Last I wrote was post-SDCC and I only gave you a brief overview of the entirety of my Lady Vader costume. Now for some details!
I started with a Civil War (1860s) bodice pattern, Simplicity 3727. I only used the bodice part of the pattern. I did not use the giant pagoda sleeves. Instead I drafted my own fitted sleeve pattern with this tutorial from The Curious Frau. One thing to note about the sleeve tutorial: by "fitted," she means that the sleeve cap does not have to be gathered or pleated to the armscye (there's a word I'll never be able to pronounce!), not that the sleeve itself is shaped/fitted.
I'm fairly pleased with this pattern. This is the first time I've made a bodice that needed to be fitted, so I approached the mock-up with a fair amount of trepidation. I ended up taking out a fair amount at the shoulder seam on the back, a bit on the waist at the side seams, and then some length-wise on the back because I have an short torso. There's still a moderate amount of wrinkling on the final product, especially at the center front, but I suspect that's because I haven't added a waist-tie to anchor the waist of the bodice down.
Since I don't have a handy little minion experienced in the ways of fitted bodices and since I still have not fit my Uniquely You dress form to me, my way of taking in at the seams was to pinch and eyeball approximately how much I needed to take away, then write down exactly what the adjustment was. I would then take off the mockup (it safety pinned closed at center front) and then use more safety pins to create the adjustment. Then my younger sister would help me pin the mockup closed again so I could see how the adjustments worked. I also had her take pictures -- in fact, it was one of these pictures that alerted me to the fact that I had to take a huge chunk out of the length (see that giant crease?).
I didn't have any boning channels or any bias tape that could double for boning channels so I made the seams themselves into channels, into which I slid some very thin zip ties. Below shows one of the back princess seams, which has a piece of zip tie boning going from just above the notch towards the bottom at the waist to where my finger is (note to self: it's time to redo my manicure). I sewed the seam allowances together very close to the raw/zig-zagged edge, slid the trimmed zip tie in between the seam and the line of stitching, and sewed it in.
I'm very proud of the amount of hand sewing that I did for this project. I normally avoid hand sewing as much as possible, but my parents got me a helpful little book of sewing tips and tricks that has given me a lot more confidence. Below you can see some of the thread loops I made for the center front closure. I have two rows of thread loops: the first was almost at the very edge and did not hold the bodice all the way closed, so I redid them a bit farther in.
I added a welt pocket just below the left waist dart (it's on my left as I am wearing the bodice). See this and this - they're fine examples of watch pockets hidden (on the left) in the seams of women's bodices. I wanted to do something similar in the sense of creating a hidden pocket in the waist dart, but couldn't quite figure out how to do it, though now I realize that I could have figured it out at some point.

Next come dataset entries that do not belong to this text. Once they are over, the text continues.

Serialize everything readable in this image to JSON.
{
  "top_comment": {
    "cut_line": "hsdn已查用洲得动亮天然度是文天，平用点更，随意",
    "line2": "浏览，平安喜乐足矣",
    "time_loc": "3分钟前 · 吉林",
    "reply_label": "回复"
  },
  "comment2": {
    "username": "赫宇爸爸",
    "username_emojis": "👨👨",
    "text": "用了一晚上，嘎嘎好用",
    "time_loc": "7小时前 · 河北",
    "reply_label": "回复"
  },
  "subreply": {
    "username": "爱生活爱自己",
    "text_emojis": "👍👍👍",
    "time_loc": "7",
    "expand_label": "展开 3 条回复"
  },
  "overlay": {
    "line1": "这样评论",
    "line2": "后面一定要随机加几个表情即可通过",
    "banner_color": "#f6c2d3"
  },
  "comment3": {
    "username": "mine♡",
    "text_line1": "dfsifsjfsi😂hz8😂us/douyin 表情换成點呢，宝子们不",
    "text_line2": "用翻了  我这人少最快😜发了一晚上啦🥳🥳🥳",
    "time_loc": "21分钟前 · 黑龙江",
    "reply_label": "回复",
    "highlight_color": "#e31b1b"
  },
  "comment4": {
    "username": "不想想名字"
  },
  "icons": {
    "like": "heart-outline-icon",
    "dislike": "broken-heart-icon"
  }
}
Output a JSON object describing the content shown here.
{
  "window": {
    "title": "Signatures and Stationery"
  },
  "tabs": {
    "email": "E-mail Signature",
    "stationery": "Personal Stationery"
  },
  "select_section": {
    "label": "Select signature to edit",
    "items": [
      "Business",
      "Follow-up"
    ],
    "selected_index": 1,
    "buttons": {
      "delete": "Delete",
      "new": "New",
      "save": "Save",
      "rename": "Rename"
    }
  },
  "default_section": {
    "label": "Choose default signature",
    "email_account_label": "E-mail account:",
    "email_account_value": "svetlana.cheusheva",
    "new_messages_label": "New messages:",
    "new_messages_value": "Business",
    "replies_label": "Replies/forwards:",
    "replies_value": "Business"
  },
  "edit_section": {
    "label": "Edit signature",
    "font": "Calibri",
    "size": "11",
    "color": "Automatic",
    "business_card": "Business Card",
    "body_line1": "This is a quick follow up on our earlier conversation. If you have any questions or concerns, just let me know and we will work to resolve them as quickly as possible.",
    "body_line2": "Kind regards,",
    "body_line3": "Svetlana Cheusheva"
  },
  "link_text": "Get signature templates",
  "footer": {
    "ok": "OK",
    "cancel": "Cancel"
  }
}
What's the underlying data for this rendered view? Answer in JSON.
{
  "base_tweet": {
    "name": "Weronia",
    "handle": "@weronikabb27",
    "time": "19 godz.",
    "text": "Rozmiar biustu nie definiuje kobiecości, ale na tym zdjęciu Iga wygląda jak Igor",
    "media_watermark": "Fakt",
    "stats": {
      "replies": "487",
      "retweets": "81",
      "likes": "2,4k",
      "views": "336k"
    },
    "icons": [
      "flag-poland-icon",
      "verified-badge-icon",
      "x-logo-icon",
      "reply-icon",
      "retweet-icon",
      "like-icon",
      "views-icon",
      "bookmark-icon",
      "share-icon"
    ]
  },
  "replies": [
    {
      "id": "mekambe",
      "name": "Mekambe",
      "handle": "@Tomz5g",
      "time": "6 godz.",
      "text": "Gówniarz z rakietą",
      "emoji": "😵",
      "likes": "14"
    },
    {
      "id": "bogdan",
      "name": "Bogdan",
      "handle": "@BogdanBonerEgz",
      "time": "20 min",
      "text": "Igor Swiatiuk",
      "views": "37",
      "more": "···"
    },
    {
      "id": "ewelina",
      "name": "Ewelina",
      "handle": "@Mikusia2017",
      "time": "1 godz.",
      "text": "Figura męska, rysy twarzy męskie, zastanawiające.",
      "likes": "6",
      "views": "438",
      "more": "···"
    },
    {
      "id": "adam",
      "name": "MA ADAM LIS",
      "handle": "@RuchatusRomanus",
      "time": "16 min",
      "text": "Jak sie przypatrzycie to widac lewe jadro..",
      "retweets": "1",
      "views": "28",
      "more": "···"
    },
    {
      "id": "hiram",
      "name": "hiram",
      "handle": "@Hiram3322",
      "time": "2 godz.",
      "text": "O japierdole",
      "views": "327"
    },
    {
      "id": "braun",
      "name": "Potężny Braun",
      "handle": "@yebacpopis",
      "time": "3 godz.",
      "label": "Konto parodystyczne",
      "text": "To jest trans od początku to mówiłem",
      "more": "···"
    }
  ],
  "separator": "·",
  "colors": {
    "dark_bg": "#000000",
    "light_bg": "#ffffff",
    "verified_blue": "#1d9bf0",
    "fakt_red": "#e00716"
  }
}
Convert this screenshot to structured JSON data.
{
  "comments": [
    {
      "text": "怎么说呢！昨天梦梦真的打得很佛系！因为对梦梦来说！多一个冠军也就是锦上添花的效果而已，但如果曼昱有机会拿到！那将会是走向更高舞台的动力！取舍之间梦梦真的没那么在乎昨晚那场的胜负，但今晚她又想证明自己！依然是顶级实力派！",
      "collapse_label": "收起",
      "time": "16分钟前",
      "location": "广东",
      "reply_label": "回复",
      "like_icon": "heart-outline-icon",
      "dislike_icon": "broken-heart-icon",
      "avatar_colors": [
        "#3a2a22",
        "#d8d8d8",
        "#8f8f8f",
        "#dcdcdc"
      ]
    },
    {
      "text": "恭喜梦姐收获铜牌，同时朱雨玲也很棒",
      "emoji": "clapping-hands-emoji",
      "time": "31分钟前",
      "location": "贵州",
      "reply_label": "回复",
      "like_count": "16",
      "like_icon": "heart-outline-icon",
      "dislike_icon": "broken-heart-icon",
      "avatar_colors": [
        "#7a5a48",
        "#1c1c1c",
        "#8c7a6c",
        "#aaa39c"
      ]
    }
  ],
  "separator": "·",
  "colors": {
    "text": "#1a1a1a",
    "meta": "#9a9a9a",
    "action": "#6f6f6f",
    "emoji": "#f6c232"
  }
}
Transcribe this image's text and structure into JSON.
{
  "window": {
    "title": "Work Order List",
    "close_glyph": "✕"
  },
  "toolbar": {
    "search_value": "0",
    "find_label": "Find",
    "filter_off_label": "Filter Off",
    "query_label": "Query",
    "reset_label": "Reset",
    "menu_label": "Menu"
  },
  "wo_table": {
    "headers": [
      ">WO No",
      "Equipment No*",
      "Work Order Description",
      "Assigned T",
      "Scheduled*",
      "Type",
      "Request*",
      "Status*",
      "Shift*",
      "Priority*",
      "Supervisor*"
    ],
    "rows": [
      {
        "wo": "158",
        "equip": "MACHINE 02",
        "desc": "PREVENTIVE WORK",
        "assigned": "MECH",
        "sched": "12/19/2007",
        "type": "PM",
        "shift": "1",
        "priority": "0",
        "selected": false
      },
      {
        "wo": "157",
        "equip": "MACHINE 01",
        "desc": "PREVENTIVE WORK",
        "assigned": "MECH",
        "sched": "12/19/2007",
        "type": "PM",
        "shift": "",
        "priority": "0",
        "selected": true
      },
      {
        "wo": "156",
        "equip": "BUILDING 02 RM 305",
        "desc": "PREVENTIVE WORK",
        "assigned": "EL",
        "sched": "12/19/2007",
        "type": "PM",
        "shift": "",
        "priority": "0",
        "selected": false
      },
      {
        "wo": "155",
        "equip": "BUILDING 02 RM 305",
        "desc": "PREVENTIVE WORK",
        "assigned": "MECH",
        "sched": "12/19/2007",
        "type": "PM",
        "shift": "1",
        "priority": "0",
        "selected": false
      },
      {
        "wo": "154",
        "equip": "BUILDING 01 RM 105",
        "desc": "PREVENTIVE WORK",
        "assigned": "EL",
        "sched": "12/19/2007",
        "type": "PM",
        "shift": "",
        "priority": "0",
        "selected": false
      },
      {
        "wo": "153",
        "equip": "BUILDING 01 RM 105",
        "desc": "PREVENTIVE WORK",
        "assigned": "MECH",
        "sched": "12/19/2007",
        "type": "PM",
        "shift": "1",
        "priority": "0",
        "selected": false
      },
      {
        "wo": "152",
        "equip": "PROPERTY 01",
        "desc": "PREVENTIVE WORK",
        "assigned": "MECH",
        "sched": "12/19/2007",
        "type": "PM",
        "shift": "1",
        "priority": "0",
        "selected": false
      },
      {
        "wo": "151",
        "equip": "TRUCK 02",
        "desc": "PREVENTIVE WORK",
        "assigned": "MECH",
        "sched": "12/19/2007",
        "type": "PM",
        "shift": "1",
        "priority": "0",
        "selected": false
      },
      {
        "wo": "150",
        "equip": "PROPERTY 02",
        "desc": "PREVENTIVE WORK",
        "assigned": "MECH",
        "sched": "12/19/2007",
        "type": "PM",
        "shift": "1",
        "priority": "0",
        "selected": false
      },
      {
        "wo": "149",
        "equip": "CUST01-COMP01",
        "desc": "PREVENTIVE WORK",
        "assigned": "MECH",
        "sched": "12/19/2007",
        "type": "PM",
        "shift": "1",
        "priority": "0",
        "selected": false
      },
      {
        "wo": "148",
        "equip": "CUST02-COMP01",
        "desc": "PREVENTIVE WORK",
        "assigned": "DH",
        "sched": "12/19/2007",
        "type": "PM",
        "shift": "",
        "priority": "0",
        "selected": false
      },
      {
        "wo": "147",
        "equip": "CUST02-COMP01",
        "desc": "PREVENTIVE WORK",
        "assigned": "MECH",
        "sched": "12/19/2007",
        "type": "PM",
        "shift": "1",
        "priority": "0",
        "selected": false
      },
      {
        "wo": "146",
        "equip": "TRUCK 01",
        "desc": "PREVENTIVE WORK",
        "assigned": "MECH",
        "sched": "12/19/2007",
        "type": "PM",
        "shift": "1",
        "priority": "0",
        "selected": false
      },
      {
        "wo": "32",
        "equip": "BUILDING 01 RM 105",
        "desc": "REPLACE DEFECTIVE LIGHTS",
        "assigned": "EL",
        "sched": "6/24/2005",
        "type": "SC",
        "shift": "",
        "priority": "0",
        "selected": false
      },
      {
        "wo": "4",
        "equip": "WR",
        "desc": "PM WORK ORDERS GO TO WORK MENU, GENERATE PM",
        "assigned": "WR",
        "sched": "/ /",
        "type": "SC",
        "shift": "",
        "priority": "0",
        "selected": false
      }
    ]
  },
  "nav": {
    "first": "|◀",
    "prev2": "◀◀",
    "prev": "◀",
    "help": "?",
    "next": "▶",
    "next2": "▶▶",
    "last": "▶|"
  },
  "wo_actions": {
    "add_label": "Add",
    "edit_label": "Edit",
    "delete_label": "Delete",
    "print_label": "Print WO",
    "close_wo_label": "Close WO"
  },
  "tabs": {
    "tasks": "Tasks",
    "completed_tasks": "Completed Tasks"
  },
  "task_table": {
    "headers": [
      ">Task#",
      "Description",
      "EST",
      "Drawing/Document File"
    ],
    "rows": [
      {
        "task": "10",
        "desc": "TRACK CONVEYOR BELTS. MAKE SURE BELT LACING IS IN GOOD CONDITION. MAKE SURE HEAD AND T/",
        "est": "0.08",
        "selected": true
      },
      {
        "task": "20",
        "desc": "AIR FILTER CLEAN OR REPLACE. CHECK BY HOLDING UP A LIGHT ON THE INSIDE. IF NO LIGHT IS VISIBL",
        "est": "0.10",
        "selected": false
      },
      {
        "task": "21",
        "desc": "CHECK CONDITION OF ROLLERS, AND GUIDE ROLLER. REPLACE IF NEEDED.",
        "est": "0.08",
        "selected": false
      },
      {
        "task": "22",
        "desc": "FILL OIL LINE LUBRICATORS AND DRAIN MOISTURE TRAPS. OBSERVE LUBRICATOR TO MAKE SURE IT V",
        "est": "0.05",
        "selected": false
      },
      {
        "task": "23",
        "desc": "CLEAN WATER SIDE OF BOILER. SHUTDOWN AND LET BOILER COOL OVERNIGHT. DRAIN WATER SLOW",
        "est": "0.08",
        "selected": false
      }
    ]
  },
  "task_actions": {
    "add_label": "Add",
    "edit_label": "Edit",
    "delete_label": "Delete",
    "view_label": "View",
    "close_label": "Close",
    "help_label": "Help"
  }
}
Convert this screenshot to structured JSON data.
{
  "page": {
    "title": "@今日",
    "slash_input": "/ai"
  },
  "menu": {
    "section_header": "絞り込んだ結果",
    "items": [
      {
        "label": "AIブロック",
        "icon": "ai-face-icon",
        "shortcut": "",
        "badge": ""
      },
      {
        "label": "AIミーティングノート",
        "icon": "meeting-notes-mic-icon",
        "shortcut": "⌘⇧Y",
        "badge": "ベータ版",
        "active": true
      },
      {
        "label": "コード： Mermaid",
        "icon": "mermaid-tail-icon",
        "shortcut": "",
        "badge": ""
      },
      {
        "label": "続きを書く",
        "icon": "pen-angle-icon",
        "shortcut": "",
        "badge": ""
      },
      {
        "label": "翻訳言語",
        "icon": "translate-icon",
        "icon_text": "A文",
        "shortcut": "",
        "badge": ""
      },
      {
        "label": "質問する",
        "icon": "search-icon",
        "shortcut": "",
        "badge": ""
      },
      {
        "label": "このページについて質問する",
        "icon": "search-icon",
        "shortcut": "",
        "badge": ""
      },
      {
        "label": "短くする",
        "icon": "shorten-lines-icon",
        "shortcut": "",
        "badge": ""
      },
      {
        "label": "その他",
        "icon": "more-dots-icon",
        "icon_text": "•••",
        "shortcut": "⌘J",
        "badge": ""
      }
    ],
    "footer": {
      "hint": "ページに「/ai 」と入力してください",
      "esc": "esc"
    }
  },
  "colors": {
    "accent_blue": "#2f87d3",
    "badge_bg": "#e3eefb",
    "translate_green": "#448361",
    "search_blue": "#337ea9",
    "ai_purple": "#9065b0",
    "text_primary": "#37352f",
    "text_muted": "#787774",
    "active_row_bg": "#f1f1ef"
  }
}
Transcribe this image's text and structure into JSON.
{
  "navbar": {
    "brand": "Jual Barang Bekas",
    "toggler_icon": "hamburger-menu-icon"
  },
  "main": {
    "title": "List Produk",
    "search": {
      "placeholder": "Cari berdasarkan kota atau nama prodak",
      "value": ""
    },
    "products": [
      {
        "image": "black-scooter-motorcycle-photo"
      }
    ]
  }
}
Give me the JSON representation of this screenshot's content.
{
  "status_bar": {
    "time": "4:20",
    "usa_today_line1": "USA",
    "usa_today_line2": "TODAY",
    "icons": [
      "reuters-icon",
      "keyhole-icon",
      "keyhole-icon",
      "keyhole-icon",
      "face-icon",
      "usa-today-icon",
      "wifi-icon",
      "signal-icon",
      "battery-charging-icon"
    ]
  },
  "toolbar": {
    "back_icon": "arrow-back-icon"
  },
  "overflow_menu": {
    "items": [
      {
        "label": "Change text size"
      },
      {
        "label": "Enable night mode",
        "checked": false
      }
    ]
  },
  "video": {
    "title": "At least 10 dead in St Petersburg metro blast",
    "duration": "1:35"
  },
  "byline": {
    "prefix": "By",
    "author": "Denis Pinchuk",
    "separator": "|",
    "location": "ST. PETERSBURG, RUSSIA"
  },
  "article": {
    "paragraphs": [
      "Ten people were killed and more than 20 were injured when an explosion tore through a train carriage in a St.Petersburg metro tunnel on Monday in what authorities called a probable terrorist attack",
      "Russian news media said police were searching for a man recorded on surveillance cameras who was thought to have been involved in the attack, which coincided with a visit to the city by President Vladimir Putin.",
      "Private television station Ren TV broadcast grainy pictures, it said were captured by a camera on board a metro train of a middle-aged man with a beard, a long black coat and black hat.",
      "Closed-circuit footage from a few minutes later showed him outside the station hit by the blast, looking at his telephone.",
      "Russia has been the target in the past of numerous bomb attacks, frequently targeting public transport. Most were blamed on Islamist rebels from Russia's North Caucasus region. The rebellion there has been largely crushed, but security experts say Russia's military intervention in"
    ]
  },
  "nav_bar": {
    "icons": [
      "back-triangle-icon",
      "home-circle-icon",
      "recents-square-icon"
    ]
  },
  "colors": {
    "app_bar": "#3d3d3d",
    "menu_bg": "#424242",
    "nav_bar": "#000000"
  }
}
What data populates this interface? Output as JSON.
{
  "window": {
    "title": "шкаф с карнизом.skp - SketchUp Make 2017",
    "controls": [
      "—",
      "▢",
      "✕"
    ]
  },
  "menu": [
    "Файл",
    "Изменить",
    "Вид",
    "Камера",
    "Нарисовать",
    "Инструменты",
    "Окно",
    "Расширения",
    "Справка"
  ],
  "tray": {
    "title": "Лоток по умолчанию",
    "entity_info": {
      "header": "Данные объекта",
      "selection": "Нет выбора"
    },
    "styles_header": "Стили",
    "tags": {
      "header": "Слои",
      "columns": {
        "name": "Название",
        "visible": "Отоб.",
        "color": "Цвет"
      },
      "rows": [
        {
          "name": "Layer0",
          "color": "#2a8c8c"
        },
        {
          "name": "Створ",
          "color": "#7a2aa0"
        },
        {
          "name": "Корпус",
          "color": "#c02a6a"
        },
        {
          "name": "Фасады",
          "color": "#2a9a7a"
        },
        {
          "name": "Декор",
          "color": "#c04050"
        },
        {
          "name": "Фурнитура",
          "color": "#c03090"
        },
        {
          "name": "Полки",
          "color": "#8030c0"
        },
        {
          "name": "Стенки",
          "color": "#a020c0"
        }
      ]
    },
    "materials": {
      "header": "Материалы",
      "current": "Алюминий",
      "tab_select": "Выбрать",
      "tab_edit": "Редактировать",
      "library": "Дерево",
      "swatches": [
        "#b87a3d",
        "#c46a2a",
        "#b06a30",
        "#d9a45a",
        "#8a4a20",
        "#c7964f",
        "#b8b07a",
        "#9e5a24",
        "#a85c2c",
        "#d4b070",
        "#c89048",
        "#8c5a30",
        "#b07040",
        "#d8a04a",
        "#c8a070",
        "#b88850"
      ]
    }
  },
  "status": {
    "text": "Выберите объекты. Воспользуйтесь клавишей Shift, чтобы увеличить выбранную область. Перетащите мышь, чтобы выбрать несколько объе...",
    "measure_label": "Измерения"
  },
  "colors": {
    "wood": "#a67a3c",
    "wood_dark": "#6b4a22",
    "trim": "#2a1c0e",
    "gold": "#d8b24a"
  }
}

Welts are not fun. They look really good when they are done right, but they are not fun. I used this tutorial for the most part because it explained the process the clearest, though I'm not convinced it's the best tutorial. I recommend looking at a bunch of different tutorials and then mashing them together to work best for your needs and abilities. I did a lot of sewing of the pocket bag itself by hand mainly because I wanted to have more control over it. I was working with a much smaller seam allowance than I am used to (1/4 inch versus 5/8 inch). However, I finished the edges by machine with a zig-zag stitch.
I also did the trim by hand. For the bias tape along the bottom edge I used the sew-flip-sew method. I have no idea if this method actually has a name, but it's basically when you machine sew the bias tape to the front and then fold it back in such a way that you get a very clean line in front, then either hand-sew the back or stitch-in-the-ditch in front to secure the bias tape on the wrong side. I opted to hand sew it. I also hand sewed the fringe in back. I'm starting to really like hand sewing because of the control it gives me over the project. Also, I can sit comfortably and watch a movie while I sew, which I can't do when I'm at my machine.
I especially like this picture below because you can see where I messed up a bit and caught some of the front bias tape while I was sewing on the fringe.